Task item: Scan the entries below for the word "Student", then copy each line that holds it.
---------- Data in this exercise ----------
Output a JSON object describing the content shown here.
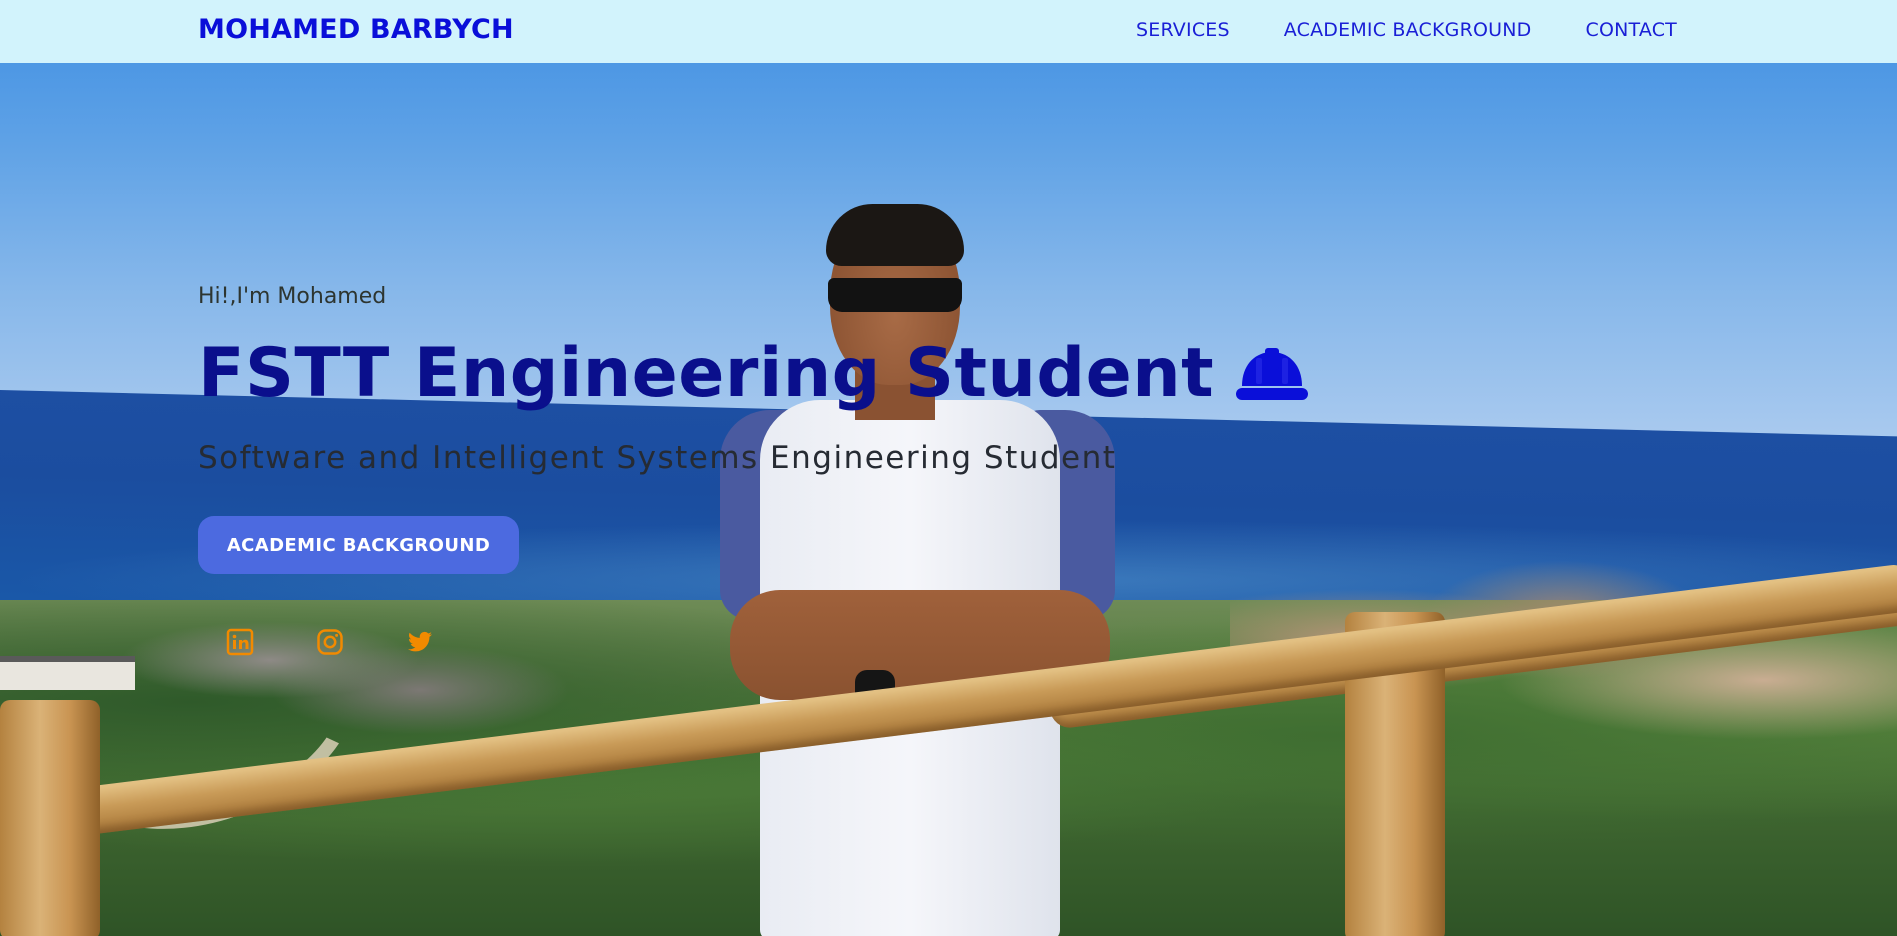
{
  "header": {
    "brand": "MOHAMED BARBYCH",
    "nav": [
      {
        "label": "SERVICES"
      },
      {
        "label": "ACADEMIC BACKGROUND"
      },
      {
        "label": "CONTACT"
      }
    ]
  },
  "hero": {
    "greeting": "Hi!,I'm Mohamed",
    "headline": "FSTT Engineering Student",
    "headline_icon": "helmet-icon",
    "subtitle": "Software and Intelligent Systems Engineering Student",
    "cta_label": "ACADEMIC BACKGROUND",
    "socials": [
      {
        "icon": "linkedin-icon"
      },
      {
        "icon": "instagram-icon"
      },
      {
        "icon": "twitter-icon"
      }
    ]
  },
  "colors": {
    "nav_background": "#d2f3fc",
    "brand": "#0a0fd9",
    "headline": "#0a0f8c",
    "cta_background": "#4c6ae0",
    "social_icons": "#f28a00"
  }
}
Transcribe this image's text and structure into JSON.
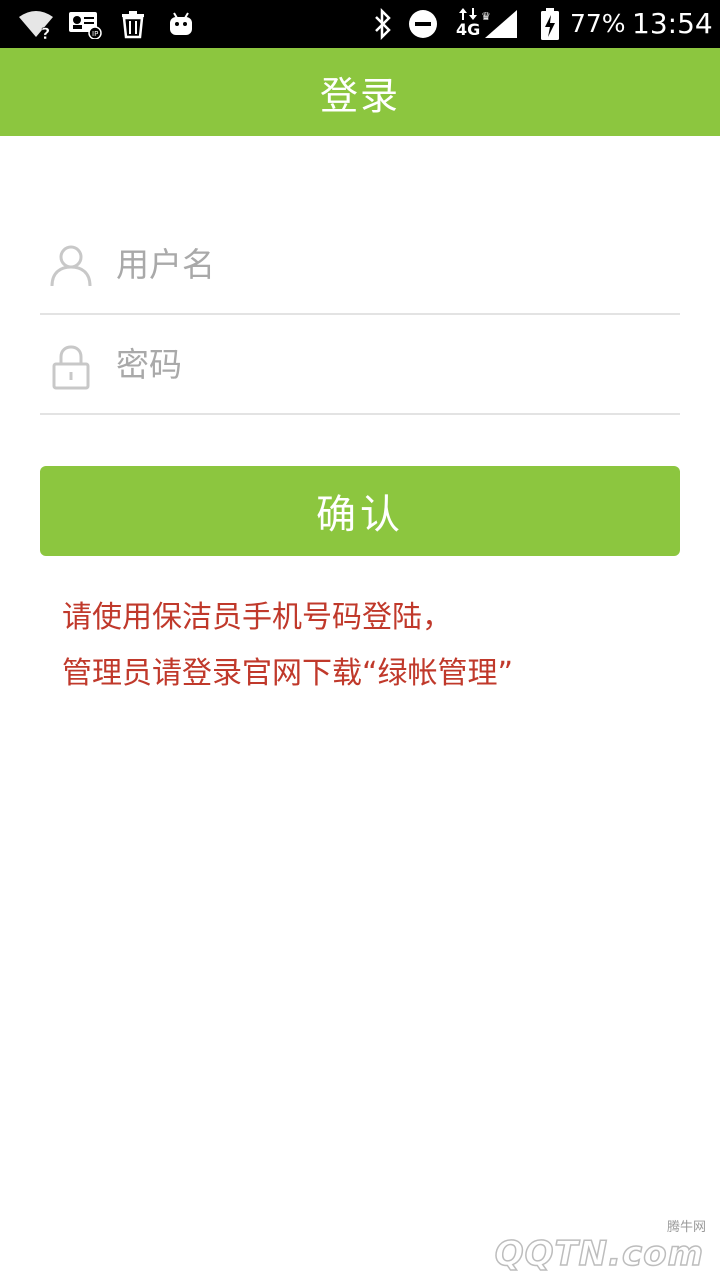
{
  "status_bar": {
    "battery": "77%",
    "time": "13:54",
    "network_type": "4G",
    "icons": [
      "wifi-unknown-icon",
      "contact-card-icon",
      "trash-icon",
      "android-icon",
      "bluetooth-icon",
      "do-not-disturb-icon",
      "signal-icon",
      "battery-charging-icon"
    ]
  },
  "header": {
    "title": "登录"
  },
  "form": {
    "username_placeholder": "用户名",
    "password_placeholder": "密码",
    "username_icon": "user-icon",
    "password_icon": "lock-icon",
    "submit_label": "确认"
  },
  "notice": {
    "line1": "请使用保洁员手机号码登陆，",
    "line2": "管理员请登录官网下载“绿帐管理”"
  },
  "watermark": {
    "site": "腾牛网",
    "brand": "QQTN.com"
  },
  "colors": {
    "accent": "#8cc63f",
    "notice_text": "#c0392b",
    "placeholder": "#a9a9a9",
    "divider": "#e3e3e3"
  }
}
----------
Response to this task:
    "headline": "FSTT Engineering Student",
    "subtitle": "Software and Intelligent Systems Engineering Student",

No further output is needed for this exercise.